However it
started, the soldiers disobeyed the orders to kill (their commanding
officers were, after all, celebrating Christmas eve back where it
was safe from the killing), dropped their guns and came out of their
trenches to meet one another. The former enemies shared pictures
from home, chocolate candy, wine – and soccer games were played.
Friendships were made and every soldier who experienced the events
was forever changed. The motivation to blindly kill a person who
had never done them wrong suddenly vanished, never to return.

So powerful
was the experience, that most of the affected men had to be withdrawn
from the front lines, replaced with fresh troops who had never had
the life-changing experience.

in time of war was an act of treason that was punishable by summary
execution. Unexpectedly, the commanding officers, not wanting to
draw public attention to this aberrant but potentially contagious
episode, and knowing that such actions would threaten the war effort
if it somehow became widely known, ordered no executions. There
were punishments, however, with many of the German soldiers who
refused to fight being transferred to the eastern front to kill
and die in the war with Russia.

The prize-winning
movie that beautifully characterizes the spirit of the Christmas
truce of 1914 is Joyeux
(French for Merry Christmas). It is a moving tale whose
basic story comes directly from surviving veterans who experienced
the event and from letters from soldiers who wrote home about it,
letters that somehow survived military censorship.

The story that
is so beautifully told in Joyeux Noel needs to be retold again and
again in this era of the cleverly orchestrated, bankrupting, perpetual
"US-led" wars of empire that are being fought by our indoctrinated,
soon to be exhausted young men and women, some of whom are doomed
to a life overwhelmed by the horrendous realities of posttraumatic
stress disorder, sociopathic personality disorder, suicidality,
homicidality, loss of religious faith, permanent and virtually untreatable
traumatic brain injury, and a host of other nearly impossible-to-treat
problems that are eminently preventable.

remain fearful about allowing their combatants to experience the
humanity of their future targeted victims, whether they are average
civilians from Iran, Iraq, Afghanistan or North Korea.
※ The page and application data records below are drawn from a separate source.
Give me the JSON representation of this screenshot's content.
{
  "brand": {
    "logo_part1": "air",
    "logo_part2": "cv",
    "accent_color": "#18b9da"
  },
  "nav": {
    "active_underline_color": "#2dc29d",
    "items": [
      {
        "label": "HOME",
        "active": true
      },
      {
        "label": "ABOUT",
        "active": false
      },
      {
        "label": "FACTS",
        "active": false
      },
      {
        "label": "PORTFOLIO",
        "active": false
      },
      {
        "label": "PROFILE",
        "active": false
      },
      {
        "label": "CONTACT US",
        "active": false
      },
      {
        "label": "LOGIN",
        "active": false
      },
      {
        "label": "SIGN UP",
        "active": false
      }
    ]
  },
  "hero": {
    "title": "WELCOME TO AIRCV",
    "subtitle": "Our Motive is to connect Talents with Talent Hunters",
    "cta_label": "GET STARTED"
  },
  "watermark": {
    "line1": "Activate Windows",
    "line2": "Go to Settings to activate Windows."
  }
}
Military
chaplains, who are supposed to be nurturers of the souls of their
soldiers, are also forbidden by their superior officers to talk
about the Golden Rule or about love of enemies or about the ethics
of the Sermon on the Mount. They are a part of the apparatus that
rejects all of the Ten Commandments, especially the one that says
"thou shalt not kill." Military chaplains, in their defense,
may themselves have never heard about the nonviolence of the gospels
or the rejection of enmity because their home churches or their
seminaries never emphasized those realities

Near the end
of Joyeux Noel there is a powerful scene, a confrontation
between the Christ-like chaplain and his Scottish bishop just as
the chaplain was giving last rites to a dying Scottish soldier.
The bishop had come to relieve the chaplain of his duties and abusively
ordered him to return to his home parish because of his "treasonous
and shameful" behavior (being merciful to the enemy) in a war

The chaplain
tried to explain to the authoritarian, pro-war, German-hating bishop
that he had just performed "the most important mass of my life"
and wanted to stay with his troops who were losing their Christian
faith. On Christmas eve, German, Scottish and French Christian soldiers
(and one Jewish German officer) had all gathered for the mass on
Christmas eve, had prayed together and had listened to a powerful
rendition of Ave Maria. The bishop denied the request.

The bishop
then delivered a pro-war sermon (the exact words having been obtained
from a sermon that was delivered by an Anglican bishop in England
later in the war) to the troops who were being brought in to replace
the suddenly reluctant soldiers. The dramatic response of the chaplain
represents a serious warning to the Christian church in America
and also to its war-justifying citizens and their political leaders.

This is a profoundly
important and very moving film that deserves to be annual holiday
fare, alongside Dickens' A Christmas Carol.

9, 2009

Kohls, MD [send him mail],
an associate of Every Church a Peace
, is a practicing physician in Duluth, MN.

Email Print